Input for this task:
--- START ---

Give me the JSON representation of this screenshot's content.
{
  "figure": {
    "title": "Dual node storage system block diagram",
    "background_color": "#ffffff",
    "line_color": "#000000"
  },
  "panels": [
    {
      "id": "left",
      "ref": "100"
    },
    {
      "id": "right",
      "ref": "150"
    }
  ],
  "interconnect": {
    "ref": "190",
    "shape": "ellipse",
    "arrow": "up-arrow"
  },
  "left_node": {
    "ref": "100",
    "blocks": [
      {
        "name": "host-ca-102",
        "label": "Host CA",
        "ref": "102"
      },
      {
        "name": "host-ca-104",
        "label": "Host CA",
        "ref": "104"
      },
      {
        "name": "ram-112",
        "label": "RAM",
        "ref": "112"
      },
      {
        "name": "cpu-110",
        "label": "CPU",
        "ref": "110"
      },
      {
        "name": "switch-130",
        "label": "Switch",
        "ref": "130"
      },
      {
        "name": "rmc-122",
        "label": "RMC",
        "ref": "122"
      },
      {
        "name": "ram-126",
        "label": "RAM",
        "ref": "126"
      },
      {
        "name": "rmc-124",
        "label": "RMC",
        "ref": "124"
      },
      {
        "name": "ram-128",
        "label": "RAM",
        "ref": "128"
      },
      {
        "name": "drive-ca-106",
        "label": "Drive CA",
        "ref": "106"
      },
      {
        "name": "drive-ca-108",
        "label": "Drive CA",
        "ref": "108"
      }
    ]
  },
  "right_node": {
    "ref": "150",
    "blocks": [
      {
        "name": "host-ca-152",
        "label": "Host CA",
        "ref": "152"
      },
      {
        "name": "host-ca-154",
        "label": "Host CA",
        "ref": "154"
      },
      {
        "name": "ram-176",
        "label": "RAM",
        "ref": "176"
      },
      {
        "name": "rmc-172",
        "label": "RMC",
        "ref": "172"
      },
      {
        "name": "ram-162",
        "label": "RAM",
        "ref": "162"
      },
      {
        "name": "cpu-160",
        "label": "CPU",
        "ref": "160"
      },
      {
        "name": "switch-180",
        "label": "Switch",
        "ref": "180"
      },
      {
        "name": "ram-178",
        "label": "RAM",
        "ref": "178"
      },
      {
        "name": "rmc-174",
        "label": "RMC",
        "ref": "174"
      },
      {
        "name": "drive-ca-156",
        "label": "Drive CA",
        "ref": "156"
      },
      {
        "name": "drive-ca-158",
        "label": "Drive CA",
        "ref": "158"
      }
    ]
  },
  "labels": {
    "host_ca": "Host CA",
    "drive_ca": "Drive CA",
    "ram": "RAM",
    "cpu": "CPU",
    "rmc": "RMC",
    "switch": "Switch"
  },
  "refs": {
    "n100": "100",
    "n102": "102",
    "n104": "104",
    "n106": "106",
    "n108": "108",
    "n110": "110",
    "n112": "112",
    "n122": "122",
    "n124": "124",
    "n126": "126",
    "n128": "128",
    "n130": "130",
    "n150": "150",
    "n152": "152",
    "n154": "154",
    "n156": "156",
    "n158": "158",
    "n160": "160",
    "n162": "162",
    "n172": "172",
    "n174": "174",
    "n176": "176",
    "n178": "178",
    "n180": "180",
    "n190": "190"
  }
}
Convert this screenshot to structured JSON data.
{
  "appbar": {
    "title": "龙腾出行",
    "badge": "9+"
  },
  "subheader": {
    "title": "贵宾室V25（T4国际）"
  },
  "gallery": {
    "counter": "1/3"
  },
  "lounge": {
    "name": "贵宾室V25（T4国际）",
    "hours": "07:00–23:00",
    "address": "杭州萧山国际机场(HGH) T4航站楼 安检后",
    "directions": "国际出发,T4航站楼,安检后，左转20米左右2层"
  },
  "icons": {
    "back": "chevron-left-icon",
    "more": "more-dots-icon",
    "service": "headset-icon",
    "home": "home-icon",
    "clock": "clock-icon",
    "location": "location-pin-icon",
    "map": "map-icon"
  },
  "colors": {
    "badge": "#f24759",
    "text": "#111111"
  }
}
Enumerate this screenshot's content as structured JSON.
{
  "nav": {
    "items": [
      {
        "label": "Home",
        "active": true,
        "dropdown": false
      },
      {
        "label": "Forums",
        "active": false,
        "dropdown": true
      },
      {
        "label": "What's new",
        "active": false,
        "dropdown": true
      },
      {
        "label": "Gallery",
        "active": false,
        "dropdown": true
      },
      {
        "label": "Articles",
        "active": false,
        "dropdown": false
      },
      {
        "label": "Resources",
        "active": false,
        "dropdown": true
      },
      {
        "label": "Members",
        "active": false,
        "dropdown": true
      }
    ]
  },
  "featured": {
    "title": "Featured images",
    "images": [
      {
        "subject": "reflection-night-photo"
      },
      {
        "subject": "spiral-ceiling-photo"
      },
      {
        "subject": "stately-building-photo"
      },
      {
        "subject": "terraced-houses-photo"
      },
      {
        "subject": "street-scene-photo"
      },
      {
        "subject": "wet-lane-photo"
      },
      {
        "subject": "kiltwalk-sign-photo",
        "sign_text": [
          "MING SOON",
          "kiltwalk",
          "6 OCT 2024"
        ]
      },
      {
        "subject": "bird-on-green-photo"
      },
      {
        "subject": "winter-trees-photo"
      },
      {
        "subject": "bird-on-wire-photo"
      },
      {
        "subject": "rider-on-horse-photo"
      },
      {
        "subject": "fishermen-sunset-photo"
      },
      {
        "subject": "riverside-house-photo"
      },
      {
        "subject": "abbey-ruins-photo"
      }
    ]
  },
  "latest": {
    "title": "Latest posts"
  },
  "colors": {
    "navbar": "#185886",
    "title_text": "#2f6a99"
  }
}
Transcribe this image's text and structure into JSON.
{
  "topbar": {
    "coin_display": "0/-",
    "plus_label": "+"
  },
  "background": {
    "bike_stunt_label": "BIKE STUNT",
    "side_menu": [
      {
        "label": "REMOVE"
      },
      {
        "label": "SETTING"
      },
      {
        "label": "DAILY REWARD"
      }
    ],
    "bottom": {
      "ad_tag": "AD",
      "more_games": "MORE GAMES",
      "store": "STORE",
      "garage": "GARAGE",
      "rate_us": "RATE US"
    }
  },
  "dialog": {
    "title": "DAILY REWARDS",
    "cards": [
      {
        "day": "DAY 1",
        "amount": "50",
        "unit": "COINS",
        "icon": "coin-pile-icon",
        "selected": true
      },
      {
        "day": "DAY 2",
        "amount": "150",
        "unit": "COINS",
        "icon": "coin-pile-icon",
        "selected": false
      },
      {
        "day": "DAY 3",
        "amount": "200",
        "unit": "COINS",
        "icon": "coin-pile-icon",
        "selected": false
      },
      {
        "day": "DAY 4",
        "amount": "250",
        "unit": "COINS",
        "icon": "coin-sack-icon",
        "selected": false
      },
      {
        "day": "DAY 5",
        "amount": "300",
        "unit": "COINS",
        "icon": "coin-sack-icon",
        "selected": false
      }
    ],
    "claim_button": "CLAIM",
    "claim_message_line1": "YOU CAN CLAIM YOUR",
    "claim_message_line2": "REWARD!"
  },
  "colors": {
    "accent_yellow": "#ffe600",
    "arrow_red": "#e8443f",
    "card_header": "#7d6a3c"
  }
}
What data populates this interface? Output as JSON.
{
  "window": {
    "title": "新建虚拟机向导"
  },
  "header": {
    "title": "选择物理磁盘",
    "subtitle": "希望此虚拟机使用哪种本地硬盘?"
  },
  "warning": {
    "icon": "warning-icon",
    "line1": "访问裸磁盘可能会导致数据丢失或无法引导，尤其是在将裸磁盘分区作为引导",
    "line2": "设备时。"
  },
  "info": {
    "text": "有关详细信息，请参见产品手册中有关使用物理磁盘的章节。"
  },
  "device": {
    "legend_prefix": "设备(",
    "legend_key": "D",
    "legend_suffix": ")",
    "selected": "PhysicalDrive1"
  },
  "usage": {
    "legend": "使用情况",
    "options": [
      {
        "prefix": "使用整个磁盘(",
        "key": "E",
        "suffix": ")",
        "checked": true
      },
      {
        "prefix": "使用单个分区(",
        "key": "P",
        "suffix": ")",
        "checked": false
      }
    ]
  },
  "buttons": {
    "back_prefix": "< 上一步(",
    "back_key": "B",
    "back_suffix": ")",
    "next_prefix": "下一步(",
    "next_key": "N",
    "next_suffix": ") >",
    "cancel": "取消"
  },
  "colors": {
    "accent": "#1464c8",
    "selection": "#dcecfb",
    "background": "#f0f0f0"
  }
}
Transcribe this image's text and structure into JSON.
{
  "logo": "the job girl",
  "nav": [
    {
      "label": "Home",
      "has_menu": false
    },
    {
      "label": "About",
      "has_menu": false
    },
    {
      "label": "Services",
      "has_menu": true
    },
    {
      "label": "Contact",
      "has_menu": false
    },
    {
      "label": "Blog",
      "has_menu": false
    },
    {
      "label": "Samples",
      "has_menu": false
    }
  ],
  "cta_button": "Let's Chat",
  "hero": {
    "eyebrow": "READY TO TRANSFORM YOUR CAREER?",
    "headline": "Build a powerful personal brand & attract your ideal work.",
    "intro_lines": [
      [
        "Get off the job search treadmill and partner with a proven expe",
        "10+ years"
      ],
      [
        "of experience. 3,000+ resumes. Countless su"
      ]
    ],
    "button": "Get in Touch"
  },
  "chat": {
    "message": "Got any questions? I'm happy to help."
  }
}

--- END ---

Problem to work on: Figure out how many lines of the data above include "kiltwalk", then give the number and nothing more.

Written response: 2